Personal Touch Financial Services in the U.K. is going to put up a ‘Rogues Gallery’ on their website in order to criticise lenders who are directly undercutting the broker market. What is starting to surface in the UK is a price structure that embraces the ‘Direct Model’ rather than the ‘Independent Model’, what this means is that banks would rather have people call directly into their branch or ring them on their 1850-McCallCentre line rather than see a market that is dominated by independent advice. One of the main reasons is that they can juice Joe Public even more.
Recently Ulster Bank withdrew completely so that it can ‘cross-sell customers other high-margin products, like credit cards and overdrafts’ [quote sourced from Independent.ie]. It would be fair comment that if they got the mortgage via a broker they would probably not get the chance cross sell these products, and this is therefore the main reason for any bank to leave the broker market or to try and compete with brokers using such policies as ‘dual pricing’.
The outcome remains to be seen but we might not see every hippo in the pond being quite as fat next year as they were this year.
That’s the reason banks don’t want to see the broker market grow any further than the nearly 60% it now represents, how do you obtain that ‘squeeze’ when only 40% of the people will voluntarily walk through your door? Hence brokers are not really loved by banks, and the recent moves by lenders both in the U.K. and Ireland are reflecting this.
The official response of Brokerage in the U.K. is ‘Many of the activities are absolutely disrespectful to the broker market and breaking agreed protocols. This is not about profit – this is about distribution. This practice has to stop! Brokers only want a fair playing field and parity. In a tough market place, we feel as though brokers are being kicked while they are down’. And as a show of independent thinking the Irish banks have followed suit, I’m pleased to see that originality is dead, it simply guarantees that entrepreneurs will survive.
Last week Bank of Ireland pulled the same stunt, they now have one set of prices for those that come in via brokers and another for people who come in directly, this is on top of a 50% reduction in commissions! The tough thing for brokers is that to get back to the old position we will need to see a 100% increase because if you bring 100% to 50% its a 50% reduction, but a 50% increase will only bring you back up to 75%.
The main point here though, is they cut brokers commissions in half and on top of that they want to drive brokers further out into the cold by giving people better rates if they don’t use a broker? That is just a punishment for choosing independence!
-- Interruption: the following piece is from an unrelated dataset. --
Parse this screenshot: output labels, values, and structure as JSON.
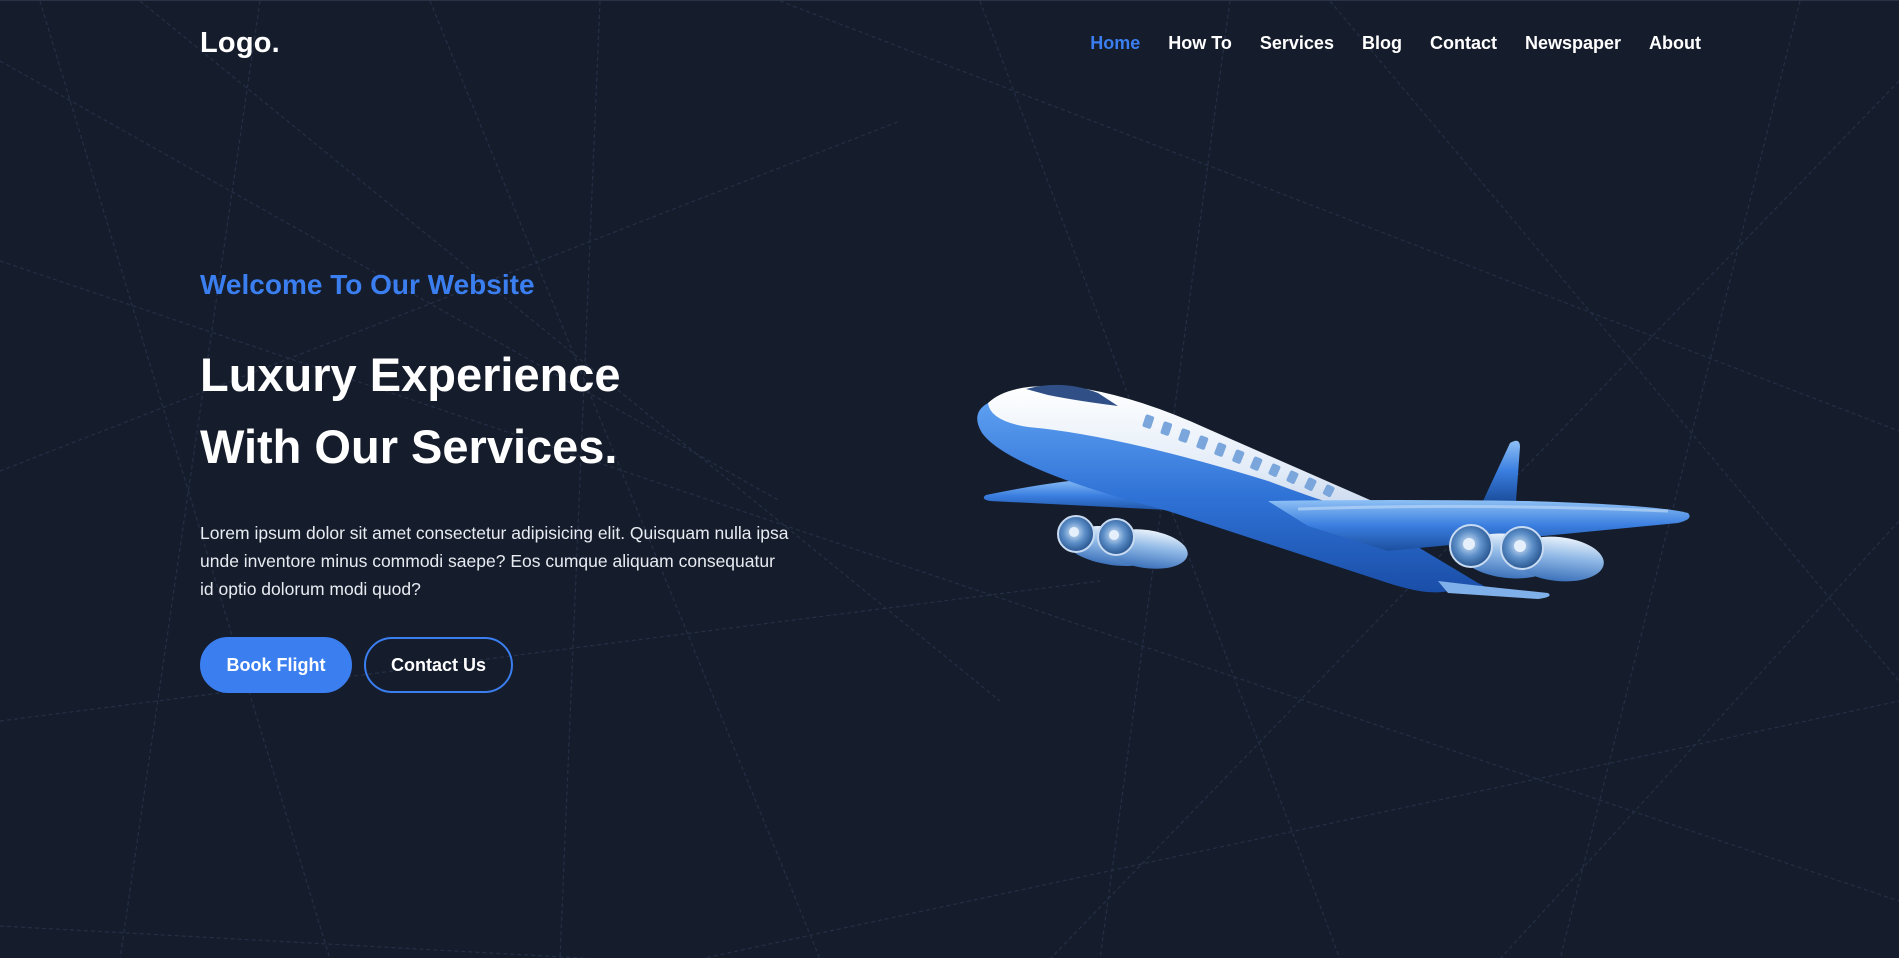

It’s about the worst consumer decision going and one the will earn them a list in any rogues gallery under the moniker ‘we hurt people who opt for independence’. The loser on this particular point will be the Bank of Ireland PR machine, sadly I don’t believe this was even thought out….. I’m sure that shareholders will question the thinking on this one.
So you cut a person in half, and while they are rolling around on the ground trying to hold their guts in you start to kick them in the face, that’s the equivalent of what’s going on in the intermediary market, and I will verify this with any CEO of any bank live on the air. This is opportunism at its worst.
Banks in the U.K. are arguing that ‘market conditions’ are forcing them to put higher interest rates on broker loans, but do they have to pay for a brokers office space, distribution, pension, employees etc? No, because in truth brokerage is a low cost distribution model, in fact Bank of Scotland got 15% market share by dealing solely through brokers.
A Halifax spokesman says: “Halifax remains committed to the broker channel and believes that the vast majority of consumers prefer the choice, advice and service of a broker.” Exactly the reason why they should offer competitive deals through brokers one would think?
Many people don’t know that if a loan is changed in a certain amount of time (up to 5 years!) then the broker is ‘clawed back’ this means that the bank takes back the money they gave the broker in the first place! They can’t take back wages from direct staff though. So if we look truly at the market it will tell you that broker loans don’t have built in costs the way that direct loans do because you only pay out for a loan that is issued. However now that its hammer-time banks are not content with only a mortgage, they want that Cherry, they are purely focused on getting a client for all they can and retaining them.
Direct clients tend to do all of their business through one bank, and the banks love that, why wouldn’t they! Broker clients often have a mortgage with one provider, their insurance with another, and other bits of business spread about based on prices and service.
Here’s a few things to ponder, firstly, why is the brokerage channel always growing? Is it because we offer choice, independence, and flexibility?
Why is the Bankers ‘Direct’ model failing? Are they not meeting their clients needs? Do people think a Bank doesn’t have their interest at heart?
We don’t know for sure, but what we do know is that banks are making a concerted effort to ensure that brokers are a dying breed, the sad thing is that if they manage to successfully rid the market of brokers then there will likely be a ‘miraculous dissapearance’ of competition as we have seen in so many other markets where competition is non-existent.